◆ PROBLEM TO SOLVE: Please return every line in the entries below with the word "icon" in it.

++++++++++++++++++++

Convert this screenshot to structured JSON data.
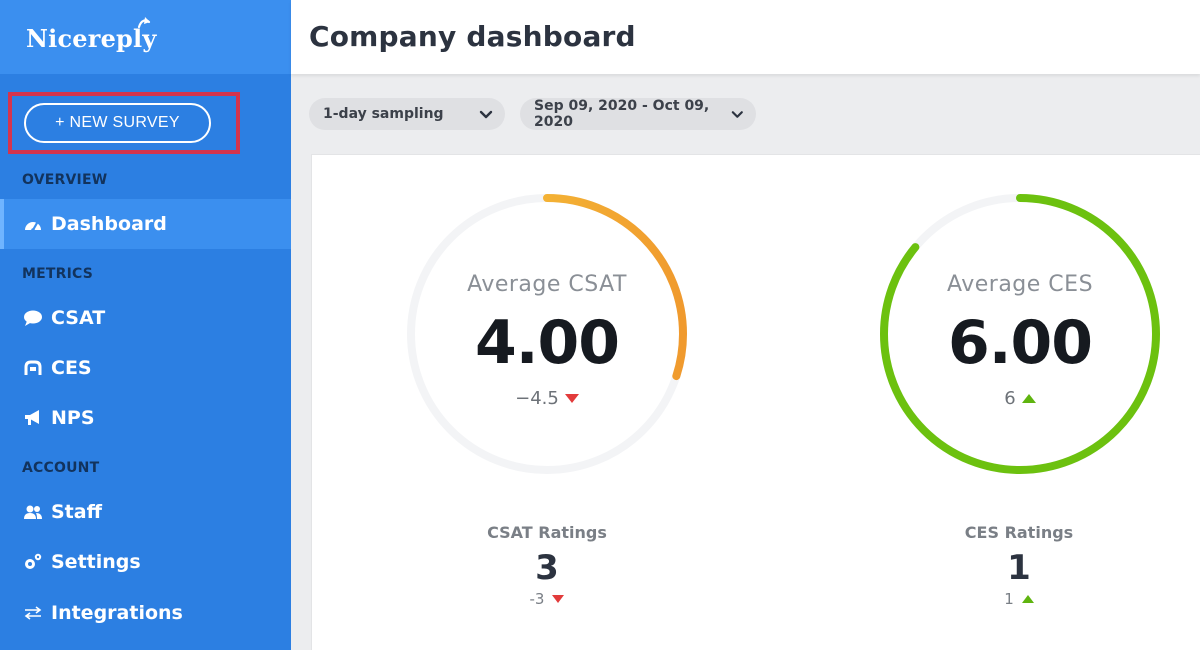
{
  "brand": {
    "name": "Nicereply"
  },
  "sidebar": {
    "new_survey_label": "+ NEW SURVEY",
    "sections": {
      "overview": "OVERVIEW",
      "metrics": "METRICS",
      "account": "ACCOUNT"
    },
    "items": [
      {
        "label": "Dashboard",
        "icon": "dashboard-gauge-icon",
        "active": true
      },
      {
        "label": "CSAT",
        "icon": "speech-bubble-icon"
      },
      {
        "label": "CES",
        "icon": "ces-handshake-icon"
      },
      {
        "label": "NPS",
        "icon": "megaphone-icon"
      },
      {
        "label": "Staff",
        "icon": "users-icon"
      },
      {
        "label": "Settings",
        "icon": "gears-icon"
      },
      {
        "label": "Integrations",
        "icon": "swap-arrows-icon"
      }
    ]
  },
  "header": {
    "title": "Company dashboard"
  },
  "filters": {
    "sampling": "1-day sampling",
    "date_range": "Sep 09, 2020 - Oct 09, 2020"
  },
  "metrics": {
    "csat": {
      "label": "Average CSAT",
      "value": "4.00",
      "delta": "−4.5",
      "trend": "down",
      "progress": 0.3
    },
    "ces": {
      "label": "Average CES",
      "value": "6.00",
      "delta": "6",
      "trend": "up",
      "progress": 0.86
    }
  },
  "ratings": {
    "csat": {
      "label": "CSAT Ratings",
      "count": "3",
      "delta": "-3",
      "trend": "down"
    },
    "ces": {
      "label": "CES Ratings",
      "count": "1",
      "delta": "1",
      "trend": "up"
    }
  },
  "colors": {
    "sidebar": "#2c7fe2",
    "accent": "#3b8fef",
    "csat_gradient_start": "#f7c93b",
    "csat_gradient_end": "#f09a2e",
    "ces_green": "#6cc10f",
    "down_red": "#e23b3b",
    "up_green": "#5fb40f"
  }
}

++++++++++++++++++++

◆ PROBLEM SOLUTION:
        "icon": "dashboard-gauge-icon",
        "icon": "speech-bubble-icon"
        "icon": "ces-handshake-icon"
        "icon": "megaphone-icon"
        "icon": "users-icon"
        "icon": "gears-icon"
        "icon": "swap-arrows-icon"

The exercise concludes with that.